PRINCETON, N.J. -- Recognizing an international need for leaders who can harness technology to solve societal problems, alumnus and innovator in education Dennis J. Keller and his wife Constance Templeton Keller have given Princeton University $25 million to strengthen links between engineering and the liberal arts.
The Kellers' gift will endow and name the University's recently created Center for Innovation in Engineering Education in addition to supporting other initiatives in engineering and ecology.
The new center fosters teaching and student projects that cross conventional academic disciplines, preparing students in all fields -- within engineering and across the natural sciences, humanities and social sciences -- to work side by side to solve problems.
"Major issues facing society today -- energy, environment, health, security -- require a mix of technological, political, economic and historical perspectives," said President Shirley M. Tilghman. "The Kellers, in their tremendous generosity, recognize that need and have given us an exceptionally strong foundation on which to integrate engineering into a liberal arts education."
The gift builds on Princeton's longstanding strength in educating engineers who are broadly grounded in the liberal arts and can reach beyond purely technical approaches to achieve wise and creative solutions.
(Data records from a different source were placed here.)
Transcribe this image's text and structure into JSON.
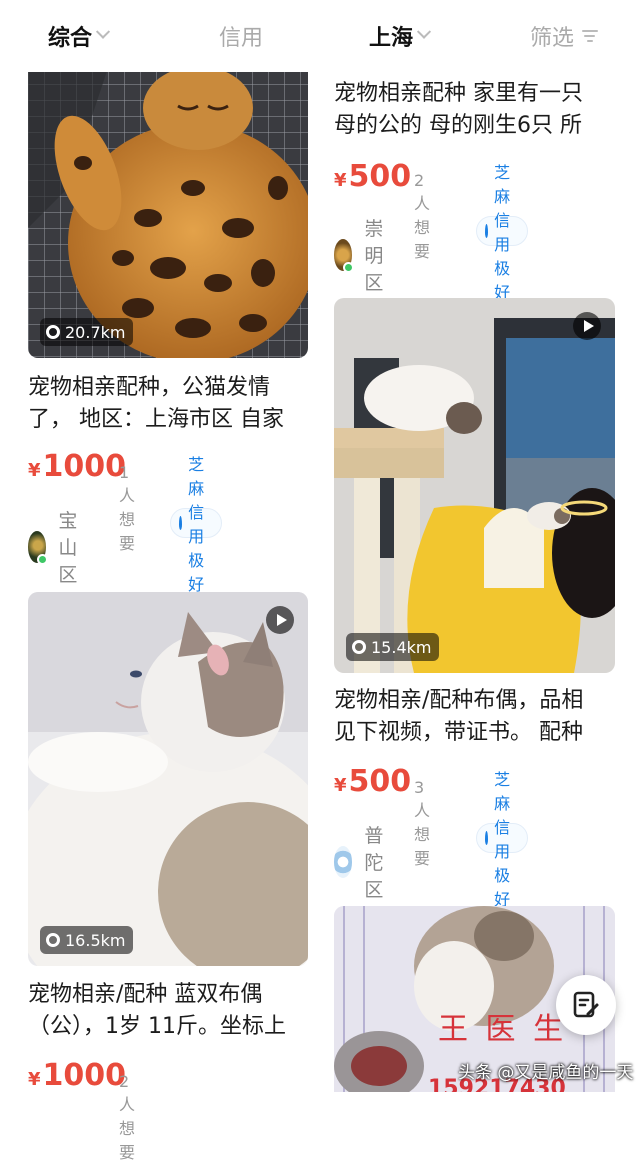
{
  "tabs": {
    "overall": "综合",
    "credit": "信用",
    "city": "上海",
    "filter": "筛选"
  },
  "cards": [
    {
      "distance": "20.7km",
      "title": "宠物相亲配种，公猫发情\n了， 地区：上海市区 自家",
      "currency": "¥",
      "price": "1000",
      "want": "1人想要",
      "district": "宝山区",
      "badge": "芝麻信用极好"
    },
    {
      "distance": "16.5km",
      "title": "宠物相亲/配种 蓝双布偶\n（公），1岁 11斤。坐标上",
      "currency": "¥",
      "price": "1000",
      "want": "2人想要"
    },
    {
      "title": "宠物相亲配种 家里有一只\n母的公的 母的刚生6只 所",
      "currency": "¥",
      "price": "500",
      "want": "2人想要",
      "district": "崇明区",
      "badge": "芝麻信用极好"
    },
    {
      "distance": "15.4km",
      "title": "宠物相亲/配种布偶，品相\n见下视频，带证书。 配种",
      "currency": "¥",
      "price": "500",
      "want": "3人想要",
      "district": "普陀区",
      "badge": "芝麻信用极好"
    },
    {
      "image_text": "王 医 生",
      "image_number": "159217430"
    }
  ],
  "watermark": "头条 @又是咸鱼的一天",
  "icons": {
    "location": "location-pin-icon",
    "play": "play-icon",
    "credit": "water-drop-icon",
    "publish": "edit-note-icon"
  },
  "colors": {
    "price": "#e84b3c",
    "badge": "#1a7fe3",
    "online": "#3ec766"
  }
}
The new center also seeks to extend those connections by creating and supporting engineering courses that attract liberal arts students. For all students, the center emphasizes entrepreneurship, leadership and service.
This initiative comes at a time when studies of the engineering profession and economic competitiveness, including two recent reports from the National Academies, are calling for better integration of technical problem solving within a general education. "With its strengths in both engineering and the liberal arts, Princeton is in a unique position to respond to the need for a new approach to engineering education," said H. Vincent Poor, dean of engineering. "The gift from Dennis and Connie Keller will help set a standard that we expect will have an impact well beyond Princeton."
The pursuit of innovation in engineering education has a personal resonance for Dennis Keller, a charter trustee and vice chair of the executive committee of the Princeton University board of trustees. Keller is the founding chairman of DeVry Inc., one of the world's largest publicly held higher education organizations. DeVry provides educational opportunities to more than 100,000 students worldwide, with an emphasis on preparing them for careers in technology, healthcare, business and management.